To petition for an O-1 visa extension, you need to file:
Another O-1 visa benefit is the fact that you can bring your family along under your O-3 status, which is granted to your spouse and unmarried children under the age of 21. Their visa validity time will be the same as yours, and if you receive an O-1 extension, that extension will be passed to your O-3 family.
Additionally, you can bring along assistants that can be considered essential to your work in the U.S. under O-2 status. Like O-3 family members, their status is dependent on yours. If your status is extended, theirs will be too. If your status is revoked, that reflects on their status as well. Also, O-2 holders can bring their own family members under O-3 status.
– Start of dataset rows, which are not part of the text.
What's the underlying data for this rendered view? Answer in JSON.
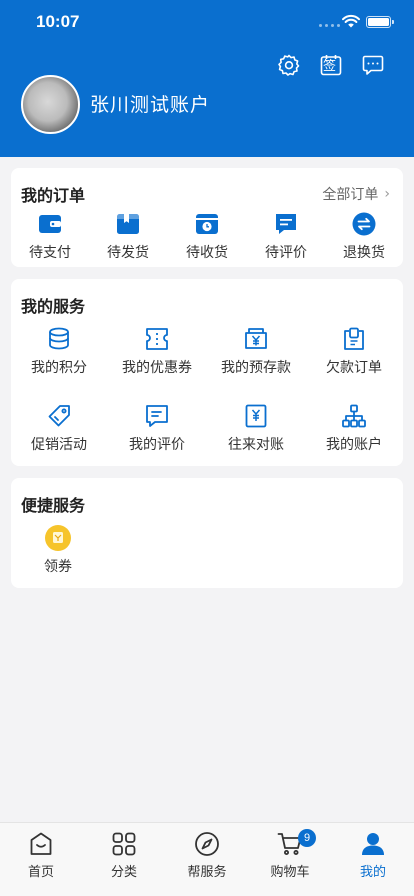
{
  "status_bar": {
    "time": "10:07"
  },
  "header": {
    "username": "张川测试账户",
    "sign_label": "签"
  },
  "orders": {
    "title": "我的订单",
    "all_link": "全部订单",
    "items": [
      {
        "label": "待支付",
        "icon": "wallet-icon"
      },
      {
        "label": "待发货",
        "icon": "box-icon"
      },
      {
        "label": "待收货",
        "icon": "clock-box-icon"
      },
      {
        "label": "待评价",
        "icon": "comment-icon"
      },
      {
        "label": "退换货",
        "icon": "exchange-icon"
      }
    ]
  },
  "services": {
    "title": "我的服务",
    "items": [
      {
        "label": "我的积分",
        "icon": "coins-icon"
      },
      {
        "label": "我的优惠券",
        "icon": "ticket-icon"
      },
      {
        "label": "我的预存款",
        "icon": "yen-wallet-icon"
      },
      {
        "label": "欠款订单",
        "icon": "debt-clipboard-icon"
      },
      {
        "label": "促销活动",
        "icon": "tag-icon"
      },
      {
        "label": "我的评价",
        "icon": "review-icon"
      },
      {
        "label": "往来对账",
        "icon": "yen-doc-icon"
      },
      {
        "label": "我的账户",
        "icon": "org-tree-icon"
      }
    ]
  },
  "quick": {
    "title": "便捷服务",
    "items": [
      {
        "label": "领券",
        "icon": "coupon-icon"
      }
    ]
  },
  "tabbar": {
    "items": [
      {
        "label": "首页",
        "icon": "home-icon"
      },
      {
        "label": "分类",
        "icon": "category-icon"
      },
      {
        "label": "帮服务",
        "icon": "compass-icon"
      },
      {
        "label": "购物车",
        "icon": "cart-icon"
      },
      {
        "label": "我的",
        "icon": "profile-icon"
      }
    ],
    "active": "我的",
    "cart_badge": "9"
  },
  "colors": {
    "brand": "#0a6fcf",
    "background": "#f3f3f5",
    "coupon": "#f6c42b"
  }
}
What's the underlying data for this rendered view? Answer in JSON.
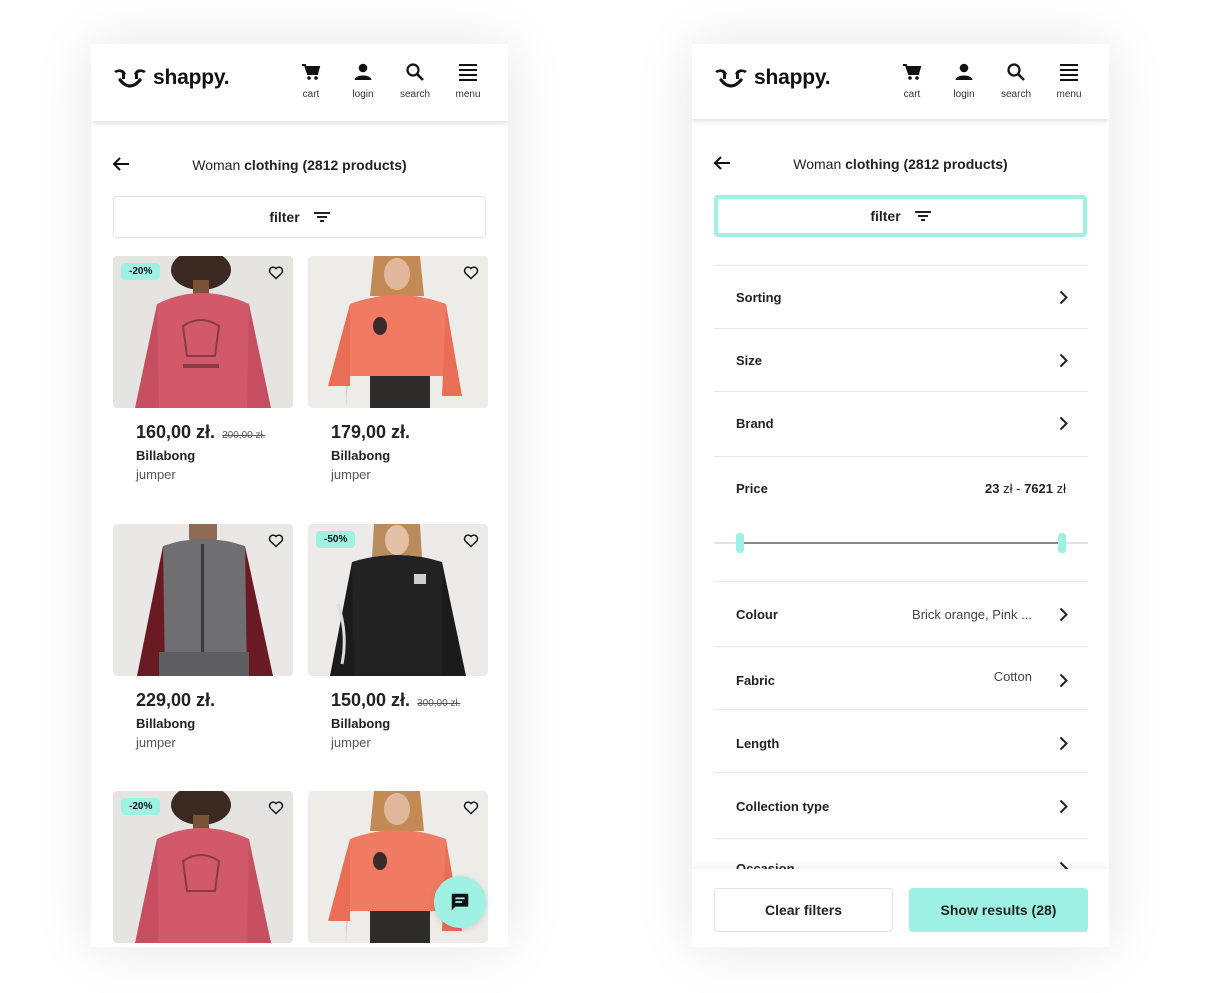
{
  "brand": {
    "logo_text": "shappy."
  },
  "nav": [
    {
      "key": "cart",
      "label": "cart",
      "icon": "cart-icon"
    },
    {
      "key": "login",
      "label": "login",
      "icon": "user-icon"
    },
    {
      "key": "search",
      "label": "search",
      "icon": "search-icon"
    },
    {
      "key": "menu",
      "label": "menu",
      "icon": "hamburger-icon"
    }
  ],
  "page": {
    "title_prefix": "Woman ",
    "title_bold": "clothing (2812 products)"
  },
  "filter_button": {
    "label": "filter",
    "icon": "filter-icon"
  },
  "products": [
    {
      "badge": "-20%",
      "price": "160,00 zł.",
      "old_price": "200,00 zł.",
      "brand": "Billabong",
      "type": "jumper",
      "image": "pink hoodie"
    },
    {
      "badge": "",
      "price": "179,00 zł.",
      "old_price": "",
      "brand": "Billabong",
      "type": "jumper",
      "image": "coral hoodie"
    },
    {
      "badge": "",
      "price": "229,00 zł.",
      "old_price": "",
      "brand": "Billabong",
      "type": "jumper",
      "image": "grey maroon zip hoodie"
    },
    {
      "badge": "-50%",
      "price": "150,00 zł.",
      "old_price": "300,00 zł.",
      "brand": "Billabong",
      "type": "jumper",
      "image": "black hoodie"
    },
    {
      "badge": "-20%",
      "price": "",
      "old_price": "",
      "brand": "",
      "type": "",
      "image": "pink hoodie"
    },
    {
      "badge": "",
      "price": "",
      "old_price": "",
      "brand": "",
      "type": "",
      "image": "coral hoodie"
    }
  ],
  "filters": {
    "sorting": {
      "label": "Sorting"
    },
    "size": {
      "label": "Size"
    },
    "brand": {
      "label": "Brand"
    },
    "price": {
      "label": "Price",
      "value_low": "23",
      "value_sep": " zł - ",
      "value_high": "7621",
      "value_unit": " zł",
      "range_min": 23,
      "range_max": 7621
    },
    "colour": {
      "label": "Colour",
      "value": "Brick orange, Pink ..."
    },
    "fabric": {
      "label": "Fabric",
      "value": "Cotton"
    },
    "length": {
      "label": "Length"
    },
    "collection": {
      "label": "Collection type"
    },
    "occasion": {
      "label": "Occasion"
    }
  },
  "actions": {
    "clear": "Clear filters",
    "show": "Show results (28)"
  },
  "colors": {
    "accent": "#9ff2e3",
    "text": "#222222",
    "border": "#e6e6e6"
  }
}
Lastly, O-2 and O-3 holders are capable of adjusting their statuses to lawful permanent resident, which we’ll talk about next.
In the field of immigration law, there’s a term known as “dual intent” which refers to a nonimmigrant visa that allows the holder to pursue lawful permanent resident (green card) status while still a nonimmigrant. Not every visa is a dual intent visa. Some notable exceptions are the J-1, TN, and B-1 visas.
However, the O-1 is among the visas that are considered dual intent, so your status will not be jeopardized or otherwise negatively affected by filing a petition for a green card. For many, this is the most valuable of the O-1 visa benefits. If you are interested in making your stay in the U.S. a permanent one, here is how to go from O-1 status to green card.
You first need to determine which green card you would like to pursue. Because the qualifications are so similar, most O-1 holders choose the EB-1A for aliens with extraordinary achievement or EB-1B for outstanding researchers and professors. Neither of these green cards requires a PERM Labor Certification and the EB-1A does not require a job offer or sponsoring employer, which is a huge advantage and lets you carry over your O-1 visa benefits. You can also look to qualify for the EB-2 green card, but that does require a PERM, job offer, and sponsor.
Once you determine which green card you would like to pursue, you will need to file an I-140 petition. Either you or your employer depending on your green card as your O-1 agent cannot petition for you. Once your petition is received by the USCIS, that date will become your priority date. It will be up to you to stay up-to-date with the latest final action dates on the monthly visa bulletin. Once you see that the final action date for your green card category and country has matched or passed your priority date, a visa number will be made available and you will be able to move onto the next step.
When your priority date is current, you can file an I-485 and appropriate fees to the USCIS to have your status transferred from O-1 to green card status. Depending on which green card you choose and the final action dates in the visa bulletin, this process can take several years or only a few months. Speak with your immigration attorney to find out more about your unique case.